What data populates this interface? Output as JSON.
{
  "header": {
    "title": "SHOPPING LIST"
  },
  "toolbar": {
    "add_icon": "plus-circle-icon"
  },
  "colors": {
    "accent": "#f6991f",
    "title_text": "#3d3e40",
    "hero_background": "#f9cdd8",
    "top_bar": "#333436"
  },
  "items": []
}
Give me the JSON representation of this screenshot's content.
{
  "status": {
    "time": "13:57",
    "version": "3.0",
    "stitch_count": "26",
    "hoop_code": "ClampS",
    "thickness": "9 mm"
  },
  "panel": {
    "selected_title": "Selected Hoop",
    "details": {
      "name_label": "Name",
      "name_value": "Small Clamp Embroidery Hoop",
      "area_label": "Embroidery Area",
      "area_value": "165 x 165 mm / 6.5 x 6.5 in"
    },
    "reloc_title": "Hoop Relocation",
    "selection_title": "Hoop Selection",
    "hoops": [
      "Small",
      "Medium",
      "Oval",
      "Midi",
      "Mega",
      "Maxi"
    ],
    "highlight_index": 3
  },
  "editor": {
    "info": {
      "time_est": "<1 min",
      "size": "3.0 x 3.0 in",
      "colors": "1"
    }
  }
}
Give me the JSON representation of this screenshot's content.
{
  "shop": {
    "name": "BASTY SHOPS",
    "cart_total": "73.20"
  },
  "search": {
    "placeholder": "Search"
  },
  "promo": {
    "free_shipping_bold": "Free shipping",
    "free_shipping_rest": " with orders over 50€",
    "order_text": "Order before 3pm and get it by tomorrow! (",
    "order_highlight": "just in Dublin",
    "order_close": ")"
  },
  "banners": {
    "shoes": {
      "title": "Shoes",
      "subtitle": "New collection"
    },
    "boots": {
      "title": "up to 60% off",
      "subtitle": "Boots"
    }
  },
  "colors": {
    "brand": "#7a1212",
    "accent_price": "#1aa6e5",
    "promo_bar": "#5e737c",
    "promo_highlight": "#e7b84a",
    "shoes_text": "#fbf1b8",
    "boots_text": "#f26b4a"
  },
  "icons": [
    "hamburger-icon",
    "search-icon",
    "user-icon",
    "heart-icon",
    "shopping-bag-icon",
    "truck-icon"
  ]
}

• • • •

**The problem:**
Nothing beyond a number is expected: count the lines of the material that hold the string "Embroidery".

**Output for this task:**
2